Ruben said...

@das Monde

Overshoots were one of the first pieces of the puzzle that fell into place for me...the deer examples JMG mentioned, though I remembered them on an island, as well as bacteria in a jar. Both experienced 95% dieoff. Overshoot is also the classic rabbit/coyote mix. The whole freaking bioshpere is in a state of overshoot if you look close enough. A clump of grass exhausts its nutrients and is replaced by a different plant that can use what is left. Some bears starve every winter. It is not a system or species wide overshoot, but the dynamic of surpassing the carrying capacity of their nutrient base is the same.

And the nice thing about that is it shows how overshoot can be very local, which JMG often mentions.

RudolfC said...

Re. overshoot in non-human populations: some references at
and (Whew!) It might be worth noting that both of these cases of overshoot were directly due to human interference with the ecosystem...

J Gav said...

Normally, I'm a good speller.
Dearth is of course spelled 'ea' and not 'ir' as I blunderingly put it in my latest contribution, though there might be an argument for it. Must be the red wine I indulge in of an evening sometimes. Apart from that, looking forward to your next installment, Archdruid.
Things are getting critical, I won't say irreversible (but I just did, didn't I?) and not only in the U.S., aren't they?
J Gav

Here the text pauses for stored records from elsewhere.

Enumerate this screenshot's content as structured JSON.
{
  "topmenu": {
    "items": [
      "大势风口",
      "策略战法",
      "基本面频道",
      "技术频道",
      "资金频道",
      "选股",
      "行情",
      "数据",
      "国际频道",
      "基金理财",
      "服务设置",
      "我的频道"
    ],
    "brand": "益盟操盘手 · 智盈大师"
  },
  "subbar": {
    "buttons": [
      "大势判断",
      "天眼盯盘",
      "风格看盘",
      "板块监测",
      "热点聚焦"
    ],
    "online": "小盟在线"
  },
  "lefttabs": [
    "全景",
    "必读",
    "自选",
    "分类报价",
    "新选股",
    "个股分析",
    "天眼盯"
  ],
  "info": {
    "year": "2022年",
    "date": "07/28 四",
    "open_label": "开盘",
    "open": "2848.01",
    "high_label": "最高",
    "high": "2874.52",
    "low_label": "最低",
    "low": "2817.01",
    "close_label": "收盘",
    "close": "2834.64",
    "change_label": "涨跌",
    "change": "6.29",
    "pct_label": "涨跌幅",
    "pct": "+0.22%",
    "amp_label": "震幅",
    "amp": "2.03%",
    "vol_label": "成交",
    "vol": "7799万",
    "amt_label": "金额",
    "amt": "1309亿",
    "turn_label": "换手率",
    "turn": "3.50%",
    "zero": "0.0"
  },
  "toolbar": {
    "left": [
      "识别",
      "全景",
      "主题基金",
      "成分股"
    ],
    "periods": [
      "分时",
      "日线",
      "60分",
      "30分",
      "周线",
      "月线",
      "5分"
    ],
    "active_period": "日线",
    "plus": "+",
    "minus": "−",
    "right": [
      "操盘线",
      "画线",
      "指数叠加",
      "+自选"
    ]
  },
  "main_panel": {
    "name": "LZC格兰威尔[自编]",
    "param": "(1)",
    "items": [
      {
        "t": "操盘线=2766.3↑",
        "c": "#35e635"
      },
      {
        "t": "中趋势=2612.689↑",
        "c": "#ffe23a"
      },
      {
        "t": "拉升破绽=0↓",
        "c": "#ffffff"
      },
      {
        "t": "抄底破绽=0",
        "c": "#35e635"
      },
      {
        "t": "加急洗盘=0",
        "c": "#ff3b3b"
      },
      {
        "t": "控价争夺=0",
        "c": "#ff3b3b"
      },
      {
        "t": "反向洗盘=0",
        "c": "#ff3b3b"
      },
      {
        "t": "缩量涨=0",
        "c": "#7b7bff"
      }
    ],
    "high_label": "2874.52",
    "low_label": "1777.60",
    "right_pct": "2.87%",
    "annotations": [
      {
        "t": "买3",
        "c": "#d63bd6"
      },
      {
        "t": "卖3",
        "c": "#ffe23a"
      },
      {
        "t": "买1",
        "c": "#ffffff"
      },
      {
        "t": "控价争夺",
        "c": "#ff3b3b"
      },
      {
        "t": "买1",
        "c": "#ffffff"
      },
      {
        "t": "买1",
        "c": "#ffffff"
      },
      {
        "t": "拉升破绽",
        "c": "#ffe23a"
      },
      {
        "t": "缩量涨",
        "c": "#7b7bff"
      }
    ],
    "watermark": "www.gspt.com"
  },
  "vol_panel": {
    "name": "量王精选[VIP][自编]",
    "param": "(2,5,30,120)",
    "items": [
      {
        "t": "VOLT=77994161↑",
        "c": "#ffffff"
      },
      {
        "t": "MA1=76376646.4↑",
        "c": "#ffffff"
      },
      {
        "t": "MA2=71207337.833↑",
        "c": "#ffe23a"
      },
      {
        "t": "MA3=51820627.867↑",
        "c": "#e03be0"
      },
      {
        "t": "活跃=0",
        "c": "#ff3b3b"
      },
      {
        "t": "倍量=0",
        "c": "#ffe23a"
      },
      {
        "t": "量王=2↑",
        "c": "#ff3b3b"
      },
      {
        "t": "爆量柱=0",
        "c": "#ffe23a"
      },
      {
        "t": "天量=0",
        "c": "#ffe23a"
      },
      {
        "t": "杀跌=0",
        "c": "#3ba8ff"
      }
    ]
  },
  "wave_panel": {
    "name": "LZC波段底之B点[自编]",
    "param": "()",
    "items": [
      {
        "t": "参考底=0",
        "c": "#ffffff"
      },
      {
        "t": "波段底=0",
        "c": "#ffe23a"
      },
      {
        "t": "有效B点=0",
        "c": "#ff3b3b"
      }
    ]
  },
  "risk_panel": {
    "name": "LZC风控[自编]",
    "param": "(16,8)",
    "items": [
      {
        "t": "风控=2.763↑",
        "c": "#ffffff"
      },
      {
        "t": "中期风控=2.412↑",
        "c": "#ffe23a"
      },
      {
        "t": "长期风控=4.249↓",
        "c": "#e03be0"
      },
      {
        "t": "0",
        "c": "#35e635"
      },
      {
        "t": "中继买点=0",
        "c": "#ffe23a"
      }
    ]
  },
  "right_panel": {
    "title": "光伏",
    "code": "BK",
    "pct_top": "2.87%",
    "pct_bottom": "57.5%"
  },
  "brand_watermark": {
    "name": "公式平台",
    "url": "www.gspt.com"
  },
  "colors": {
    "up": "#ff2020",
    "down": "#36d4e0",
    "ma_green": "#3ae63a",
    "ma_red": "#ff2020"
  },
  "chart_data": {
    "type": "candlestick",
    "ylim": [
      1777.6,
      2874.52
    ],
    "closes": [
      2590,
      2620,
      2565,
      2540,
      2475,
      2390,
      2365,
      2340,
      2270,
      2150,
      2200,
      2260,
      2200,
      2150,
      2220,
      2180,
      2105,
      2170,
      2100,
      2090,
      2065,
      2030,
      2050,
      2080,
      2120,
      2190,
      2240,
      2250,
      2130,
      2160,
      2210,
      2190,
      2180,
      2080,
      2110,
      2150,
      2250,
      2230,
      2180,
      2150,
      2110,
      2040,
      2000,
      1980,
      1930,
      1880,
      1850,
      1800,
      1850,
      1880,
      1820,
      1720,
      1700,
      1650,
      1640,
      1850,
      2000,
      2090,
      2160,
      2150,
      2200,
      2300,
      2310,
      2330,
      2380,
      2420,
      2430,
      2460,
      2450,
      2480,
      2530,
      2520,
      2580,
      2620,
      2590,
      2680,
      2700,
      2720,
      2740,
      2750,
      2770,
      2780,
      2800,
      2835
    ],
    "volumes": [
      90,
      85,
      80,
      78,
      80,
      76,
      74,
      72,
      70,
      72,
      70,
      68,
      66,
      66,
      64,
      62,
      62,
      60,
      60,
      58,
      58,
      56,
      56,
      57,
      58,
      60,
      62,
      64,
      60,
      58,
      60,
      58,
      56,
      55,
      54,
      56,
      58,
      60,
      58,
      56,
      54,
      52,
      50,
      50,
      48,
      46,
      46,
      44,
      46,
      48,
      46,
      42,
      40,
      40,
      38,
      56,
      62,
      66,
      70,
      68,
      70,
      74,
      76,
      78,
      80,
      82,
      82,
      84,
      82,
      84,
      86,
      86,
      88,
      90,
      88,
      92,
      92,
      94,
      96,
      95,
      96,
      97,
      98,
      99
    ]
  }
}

rsuusa said...

I struggle with how to respond to the nearly obvious fact that U.S. economy, of which I am still very much a part, is decaying and changing in ways that are going to make all of us a lot less wealthy in conventional terms. Clearly our problems could be ameliorated, although certainly not entirely solved, by concerted human effort but I no longer believe that this is likely to happen on any level larger than a local neighborhood or small town; there simply isn't enough time to educate and train ourselves for the new reality in time to avoid the results of the crisis (oil, environment, and economic) in which we find ourselves. Too many people also inaccurately perceive the current state of affairs as beneficial and will actively resist meaningful change.

My response has been to start learning to live with less of everything and to engage in a participative way with my environment. I read in article in Backpacker magazine that said the average through hiker on a major U.S. trail spends $500 per month to meet all his or her needs on the trail. I'm never more happy than when I am on a long hike so why do I spend so much more to maintain my day to day work life and yet feel so much less happy about it? I'm not sure but my goal is to simplify my life so that I can live at the same level of cost and consumption that I achieve as a long distance hiker. So far it hasn't actually been all that simple I've had to learn to gather wild foods, fish, hunt, garden without much in the way of fertilizer or protection from pests and begin traveling by foot without high technology gear like gortex fabrics and tents to protect me from the environment. For weeks after my decision I sat around trying to think of what I would need to live this life style and made and remade lists and compared costs etc, then I realized that I just need to engage with my plan and my environment and get about doing what I intended to do. We are so trained to expect someone to tell us what to do or a device to assist us in doing something that we forget how to engage with our environment and just start doing what needs to be done. I'm still struggling with it. I have no illusion that life will be more meaningful if I live at a simpler level but I also know that I will not be any less happy with my life either.

John Bray said...

@rsuusa: good for you - go for it!

I fear that if you wait for the experts/authorities or society in general to come up with the solutions to what YOU want out of life you'll be disappointed.

Best of luck,


Ahavah Gayle said...

Apparently you think having a house in a good location is important, or you wouldn't have moved across the country to obtain one.

Ana's Daughter said...

@Adrynian: this exemplifies why the way people or animals behave in a laboratory is only evidence for the way people or animals behave in a laboratory; it's not evidence for the world outside the laboratory walls.

Lived experience trumps artificial lab conditions.